New mural at Lincoln


Dana Cress

Lynn Yarne [on left] and Shu-Ju Wang [on right] are local Portland artists. They have been working on a mural that will center the history of Goose Hollow.

May Cole

For many students, the Goose Hollow neighborhood brings to mind Lincoln High School, Providence Park or the Multnomah Athletic Club. But before any of these places existed, Goose Hollow was home to many different groups, including a community of Chinese farmers who cultivated the land.

In an effort to acknowledge the history of Goose Hollow, artists Lynn Yarne and Shu-Ju Wang are creating a mural that will have a strong focus on community engagement.

“A lot of my art has to do with the community and how we tell stories, but also losses of stories and space,” said Wang.

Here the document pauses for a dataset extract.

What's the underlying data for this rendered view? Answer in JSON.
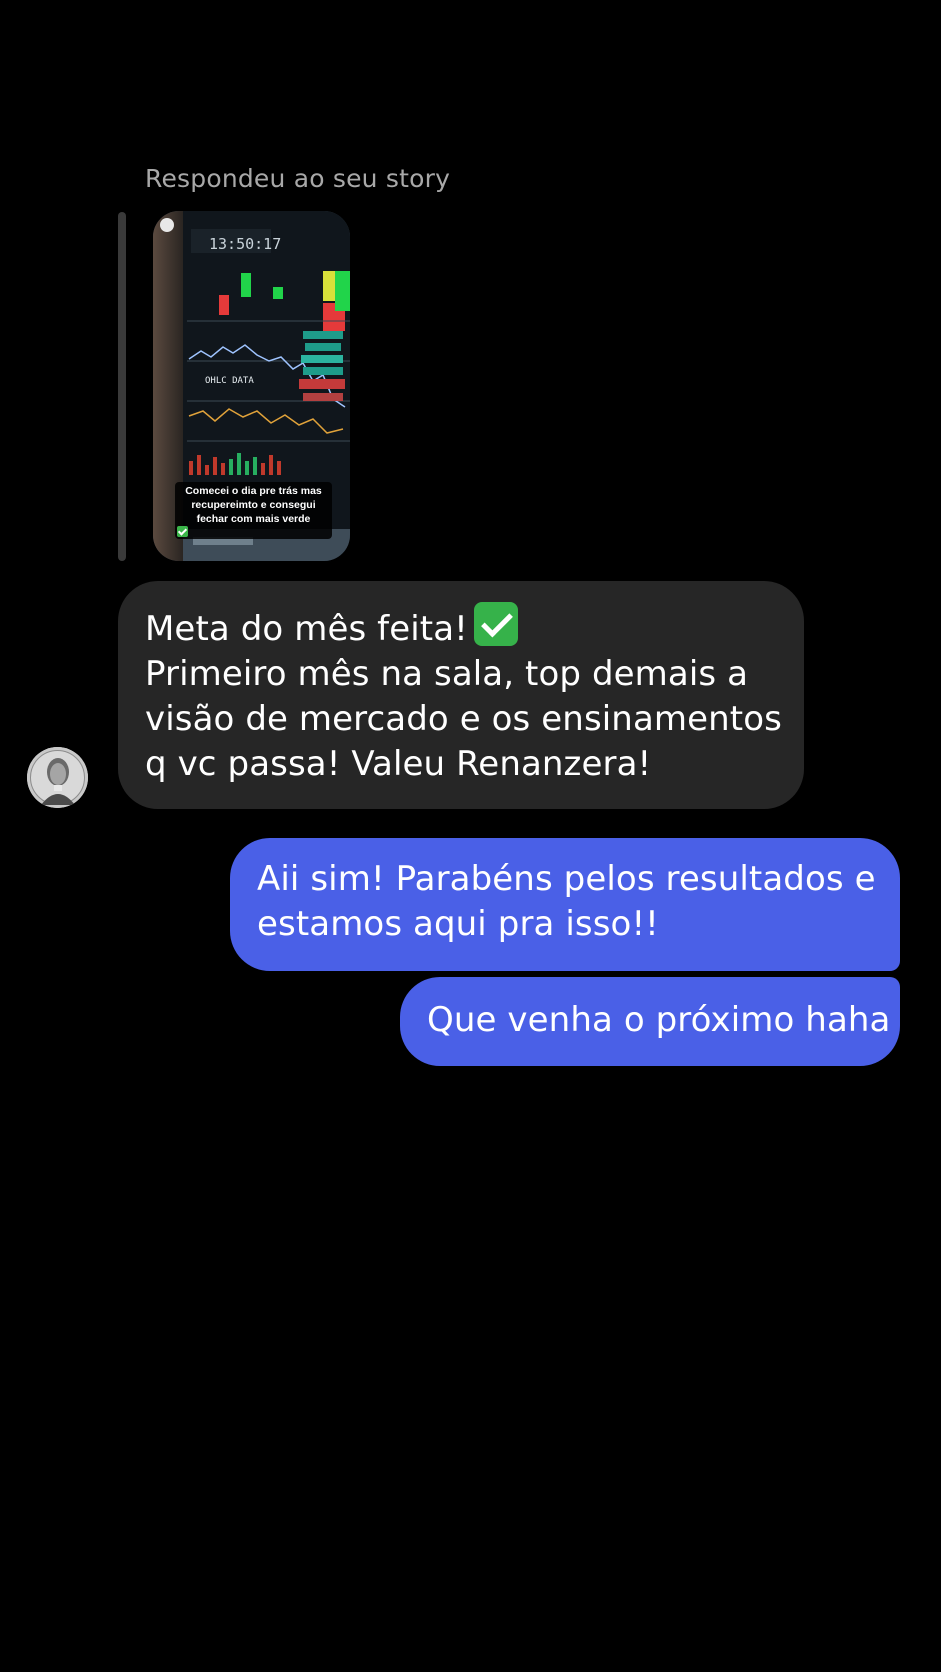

Due to the lack of public acknowledgement, many people are unaware of Goose Hollow’s history.

“Lincoln’s been home to so many different communities and groups that aren’t necessarily considered in mainstream Portland history,” said Yarne. “Growing up and going to Lincoln I really didn’t know anything about the history of Goose Hollow.”

Yarne thinks the mural could serve as an educational tool, sparking conversations among those who pass by.

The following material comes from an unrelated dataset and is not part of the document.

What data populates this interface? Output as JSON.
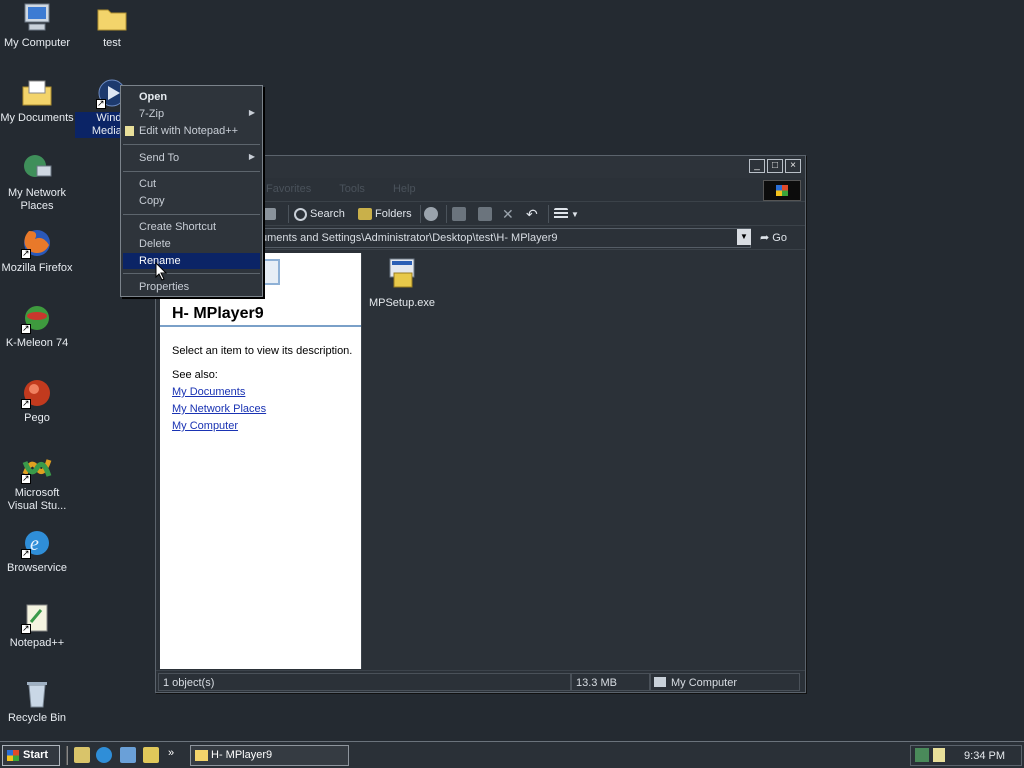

“The mural could potentially help out with organic ways of learning. You would just naturally pass it, see it and think about it,” said Yarne.

Yarne and Wang plan on representing the history of Goose Hollow in the mural and are still in the conceptual stages of design. Although it’s early on in the process, they do have elements that they plan on incorporating into the final piece. 

Wang described what she wants to reflect in this work.

“A timeline of the area that is represented through ecology and culture,” said Wang. “The mural will give us a chance to talk about the Chinese vegetable gardens… and I was thinking I would use Chinook salmon because… it’s the territory of the Multnomah Chinook people.”

As the artists work towards creating a clear outline, they are planning on holding workshops where they will engage with student groups, staff members, alumni and community stakeholders. They plan to complete the mural by the end of December.

“We are really hoping to collect a very diverse collection of actions and hopes and wishes for the future,” Wang said. “We plan to use people’s actual words that we will collect in the workshops for the mural.”